(Data excerpts)
----------------------------------------

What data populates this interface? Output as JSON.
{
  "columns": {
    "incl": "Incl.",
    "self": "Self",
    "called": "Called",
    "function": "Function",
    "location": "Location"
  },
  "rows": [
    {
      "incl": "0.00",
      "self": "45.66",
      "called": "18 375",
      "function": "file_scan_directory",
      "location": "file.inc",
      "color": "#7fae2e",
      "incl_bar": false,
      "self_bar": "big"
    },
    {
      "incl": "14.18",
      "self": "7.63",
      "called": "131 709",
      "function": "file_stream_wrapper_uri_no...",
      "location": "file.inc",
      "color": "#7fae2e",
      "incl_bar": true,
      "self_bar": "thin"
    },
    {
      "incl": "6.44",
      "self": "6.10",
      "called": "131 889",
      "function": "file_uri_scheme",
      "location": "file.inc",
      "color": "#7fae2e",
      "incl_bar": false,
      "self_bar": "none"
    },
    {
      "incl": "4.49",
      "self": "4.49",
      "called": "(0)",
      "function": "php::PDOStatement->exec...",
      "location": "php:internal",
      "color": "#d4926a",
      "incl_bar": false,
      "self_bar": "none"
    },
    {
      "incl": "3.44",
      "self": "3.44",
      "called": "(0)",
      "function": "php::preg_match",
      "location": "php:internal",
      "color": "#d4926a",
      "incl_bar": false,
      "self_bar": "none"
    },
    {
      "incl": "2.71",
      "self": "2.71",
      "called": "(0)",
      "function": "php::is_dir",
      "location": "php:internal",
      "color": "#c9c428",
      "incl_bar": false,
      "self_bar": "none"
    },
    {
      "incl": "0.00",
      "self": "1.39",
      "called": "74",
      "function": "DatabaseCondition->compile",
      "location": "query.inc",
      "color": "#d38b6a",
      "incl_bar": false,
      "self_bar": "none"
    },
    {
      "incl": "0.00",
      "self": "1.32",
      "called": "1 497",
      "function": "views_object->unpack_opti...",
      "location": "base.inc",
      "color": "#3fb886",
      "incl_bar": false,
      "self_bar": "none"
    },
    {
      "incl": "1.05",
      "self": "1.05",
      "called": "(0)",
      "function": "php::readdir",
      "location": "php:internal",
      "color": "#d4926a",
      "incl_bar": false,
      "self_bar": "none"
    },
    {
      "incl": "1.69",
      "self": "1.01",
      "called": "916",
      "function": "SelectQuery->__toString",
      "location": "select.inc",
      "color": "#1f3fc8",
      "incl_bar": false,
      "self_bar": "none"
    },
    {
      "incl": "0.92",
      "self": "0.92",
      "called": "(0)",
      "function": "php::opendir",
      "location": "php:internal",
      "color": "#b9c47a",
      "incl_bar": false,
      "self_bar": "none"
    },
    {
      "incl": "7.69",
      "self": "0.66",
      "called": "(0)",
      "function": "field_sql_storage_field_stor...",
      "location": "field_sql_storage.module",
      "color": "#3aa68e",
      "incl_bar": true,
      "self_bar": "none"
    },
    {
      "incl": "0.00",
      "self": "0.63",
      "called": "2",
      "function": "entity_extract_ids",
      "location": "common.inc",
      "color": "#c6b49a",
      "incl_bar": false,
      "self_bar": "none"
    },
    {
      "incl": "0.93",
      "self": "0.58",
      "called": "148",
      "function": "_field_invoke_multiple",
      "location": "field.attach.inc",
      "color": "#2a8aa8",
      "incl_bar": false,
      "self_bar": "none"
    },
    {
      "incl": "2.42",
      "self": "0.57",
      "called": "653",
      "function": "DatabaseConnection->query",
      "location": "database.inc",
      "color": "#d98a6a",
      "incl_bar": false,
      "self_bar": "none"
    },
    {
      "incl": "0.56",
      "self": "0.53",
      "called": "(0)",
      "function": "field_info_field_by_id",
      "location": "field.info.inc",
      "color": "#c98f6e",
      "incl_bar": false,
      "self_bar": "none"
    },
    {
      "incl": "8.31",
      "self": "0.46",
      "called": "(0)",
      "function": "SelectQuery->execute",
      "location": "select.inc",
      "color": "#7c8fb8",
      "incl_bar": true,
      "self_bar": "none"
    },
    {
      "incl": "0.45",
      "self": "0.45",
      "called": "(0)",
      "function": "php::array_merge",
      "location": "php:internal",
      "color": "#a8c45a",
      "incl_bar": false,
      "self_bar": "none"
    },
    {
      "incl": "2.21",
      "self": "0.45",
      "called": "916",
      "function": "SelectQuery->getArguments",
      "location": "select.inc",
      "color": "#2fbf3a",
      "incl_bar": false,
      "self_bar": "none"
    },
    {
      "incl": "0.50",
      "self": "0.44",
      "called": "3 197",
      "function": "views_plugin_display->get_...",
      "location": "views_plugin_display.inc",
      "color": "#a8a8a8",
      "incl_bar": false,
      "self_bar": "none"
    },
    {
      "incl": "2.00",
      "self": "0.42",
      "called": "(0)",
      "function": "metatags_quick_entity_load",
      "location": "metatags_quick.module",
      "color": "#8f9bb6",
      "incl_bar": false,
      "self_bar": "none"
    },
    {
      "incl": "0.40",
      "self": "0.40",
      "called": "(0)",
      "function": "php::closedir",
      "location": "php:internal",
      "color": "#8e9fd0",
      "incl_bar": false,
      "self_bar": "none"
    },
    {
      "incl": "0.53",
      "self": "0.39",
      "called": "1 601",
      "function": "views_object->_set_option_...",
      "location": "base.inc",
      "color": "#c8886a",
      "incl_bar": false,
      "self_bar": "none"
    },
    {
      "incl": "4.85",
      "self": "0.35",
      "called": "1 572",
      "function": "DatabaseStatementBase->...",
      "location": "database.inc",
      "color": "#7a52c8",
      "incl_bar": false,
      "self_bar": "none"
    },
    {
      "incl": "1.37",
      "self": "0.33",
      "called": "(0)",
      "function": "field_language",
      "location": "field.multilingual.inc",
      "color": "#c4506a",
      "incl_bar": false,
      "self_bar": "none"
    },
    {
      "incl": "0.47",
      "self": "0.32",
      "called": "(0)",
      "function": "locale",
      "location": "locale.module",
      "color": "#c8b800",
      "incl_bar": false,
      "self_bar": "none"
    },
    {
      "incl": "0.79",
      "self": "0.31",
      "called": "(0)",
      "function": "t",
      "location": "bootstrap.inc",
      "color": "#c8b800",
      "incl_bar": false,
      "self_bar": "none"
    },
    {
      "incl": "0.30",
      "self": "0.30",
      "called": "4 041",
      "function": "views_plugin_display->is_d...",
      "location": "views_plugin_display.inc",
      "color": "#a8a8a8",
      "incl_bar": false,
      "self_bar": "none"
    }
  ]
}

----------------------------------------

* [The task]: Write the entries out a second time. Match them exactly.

* [Result]:
What data populates this interface? Output as JSON.
{
  "columns": {
    "incl": "Incl.",
    "self": "Self",
    "called": "Called",
    "function": "Function",
    "location": "Location"
  },
  "rows": [
    {
      "incl": "0.00",
      "self": "45.66",
      "called": "18 375",
      "function": "file_scan_directory",
      "location": "file.inc",
      "color": "#7fae2e",
      "incl_bar": false,
      "self_bar": "big"
    },
    {
      "incl": "14.18",
      "self": "7.63",
      "called": "131 709",
      "function": "file_stream_wrapper_uri_no...",
      "location": "file.inc",
      "color": "#7fae2e",
      "incl_bar": true,
      "self_bar": "thin"
    },
    {
      "incl": "6.44",
      "self": "6.10",
      "called": "131 889",
      "function": "file_uri_scheme",
      "location": "file.inc",
      "color": "#7fae2e",
      "incl_bar": false,
      "self_bar": "none"
    },
    {
      "incl": "4.49",
      "self": "4.49",
      "called": "(0)",
      "function": "php::PDOStatement->exec...",
      "location": "php:internal",
      "color": "#d4926a",
      "incl_bar": false,
      "self_bar": "none"
    },
    {
      "incl": "3.44",
      "self": "3.44",
      "called": "(0)",
      "function": "php::preg_match",
      "location": "php:internal",
      "color": "#d4926a",
      "incl_bar": false,
      "self_bar": "none"
    },
    {
      "incl": "2.71",
      "self": "2.71",
      "called": "(0)",
      "function": "php::is_dir",
      "location": "php:internal",
      "color": "#c9c428",
      "incl_bar": false,
      "self_bar": "none"
    },
    {
      "incl": "0.00",
      "self": "1.39",
      "called": "74",
      "function": "DatabaseCondition->compile",
      "location": "query.inc",
      "color": "#d38b6a",
      "incl_bar": false,
      "self_bar": "none"
    },
    {
      "incl": "0.00",
      "self": "1.32",
      "called": "1 497",
      "function": "views_object->unpack_opti...",
      "location": "base.inc",
      "color": "#3fb886",
      "incl_bar": false,
      "self_bar": "none"
    },
    {
      "incl": "1.05",
      "self": "1.05",
      "called": "(0)",
      "function": "php::readdir",
      "location": "php:internal",
      "color": "#d4926a",
      "incl_bar": false,
      "self_bar": "none"
    },
    {
      "incl": "1.69",
      "self": "1.01",
      "called": "916",
      "function": "SelectQuery->__toString",
      "location": "select.inc",
      "color": "#1f3fc8",
      "incl_bar": false,
      "self_bar": "none"
    },
    {
      "incl": "0.92",
      "self": "0.92",
      "called": "(0)",
      "function": "php::opendir",
      "location": "php:internal",
      "color": "#b9c47a",
      "incl_bar": false,
      "self_bar": "none"
    },
    {
      "incl": "7.69",
      "self": "0.66",
      "called": "(0)",
      "function": "field_sql_storage_field_stor...",
      "location": "field_sql_storage.module",
      "color": "#3aa68e",
      "incl_bar": true,
      "self_bar": "none"
    },
    {
      "incl": "0.00",
      "self": "0.63",
      "called": "2",
      "function": "entity_extract_ids",
      "location": "common.inc",
      "color": "#c6b49a",
      "incl_bar": false,
      "self_bar": "none"
    },
    {
      "incl": "0.93",
      "self": "0.58",
      "called": "148",
      "function": "_field_invoke_multiple",
      "location": "field.attach.inc",
      "color": "#2a8aa8",
      "incl_bar": false,
      "self_bar": "none"
    },
    {
      "incl": "2.42",
      "self": "0.57",
      "called": "653",
      "function": "DatabaseConnection->query",
      "location": "database.inc",
      "color": "#d98a6a",
      "incl_bar": false,
      "self_bar": "none"
    },
    {
      "incl": "0.56",
      "self": "0.53",
      "called": "(0)",
      "function": "field_info_field_by_id",
      "location": "field.info.inc",
      "color": "#c98f6e",
      "incl_bar": false,
      "self_bar": "none"
    },
    {
      "incl": "8.31",
      "self": "0.46",
      "called": "(0)",
      "function": "SelectQuery->execute",
      "location": "select.inc",
      "color": "#7c8fb8",
      "incl_bar": true,
      "self_bar": "none"
    },
    {
      "incl": "0.45",
      "self": "0.45",
      "called": "(0)",
      "function": "php::array_merge",
      "location": "php:internal",
      "color": "#a8c45a",
      "incl_bar": false,
      "self_bar": "none"
    },
    {
      "incl": "2.21",
      "self": "0.45",
      "called": "916",
      "function": "SelectQuery->getArguments",
      "location": "select.inc",
      "color": "#2fbf3a",
      "incl_bar": false,
      "self_bar": "none"
    },
    {
      "incl": "0.50",
      "self": "0.44",
      "called": "3 197",
      "function": "views_plugin_display->get_...",
      "location": "views_plugin_display.inc",
      "color": "#a8a8a8",
      "incl_bar": false,
      "self_bar": "none"
    },
    {
      "incl": "2.00",
      "self": "0.42",
      "called": "(0)",
      "function": "metatags_quick_entity_load",
      "location": "metatags_quick.module",
      "color": "#8f9bb6",
      "incl_bar": false,
      "self_bar": "none"
    },
    {
      "incl": "0.40",
      "self": "0.40",
      "called": "(0)",
      "function": "php::closedir",
      "location": "php:internal",
      "color": "#8e9fd0",
      "incl_bar": false,
      "self_bar": "none"
    },
    {
      "incl": "0.53",
      "self": "0.39",
      "called": "1 601",
      "function": "views_object->_set_option_...",
      "location": "base.inc",
      "color": "#c8886a",
      "incl_bar": false,
      "self_bar": "none"
    },
    {
      "incl": "4.85",
      "self": "0.35",
      "called": "1 572",
      "function": "DatabaseStatementBase->...",
      "location": "database.inc",
      "color": "#7a52c8",
      "incl_bar": false,
      "self_bar": "none"
    },
    {
      "incl": "1.37",
      "self": "0.33",
      "called": "(0)",
      "function": "field_language",
      "location": "field.multilingual.inc",
      "color": "#c4506a",
      "incl_bar": false,
      "self_bar": "none"
    },
    {
      "incl": "0.47",
      "self": "0.32",
      "called": "(0)",
      "function": "locale",
      "location": "locale.module",
      "color": "#c8b800",
      "incl_bar": false,
      "self_bar": "none"
    },
    {
      "incl": "0.79",
      "self": "0.31",
      "called": "(0)",
      "function": "t",
      "location": "bootstrap.inc",
      "color": "#c8b800",
      "incl_bar": false,
      "self_bar": "none"
    },
    {
      "incl": "0.30",
      "self": "0.30",
      "called": "4 041",
      "function": "views_plugin_display->is_d...",
      "location": "views_plugin_display.inc",
      "color": "#a8a8a8",
      "incl_bar": false,
      "self_bar": "none"
    }
  ]
}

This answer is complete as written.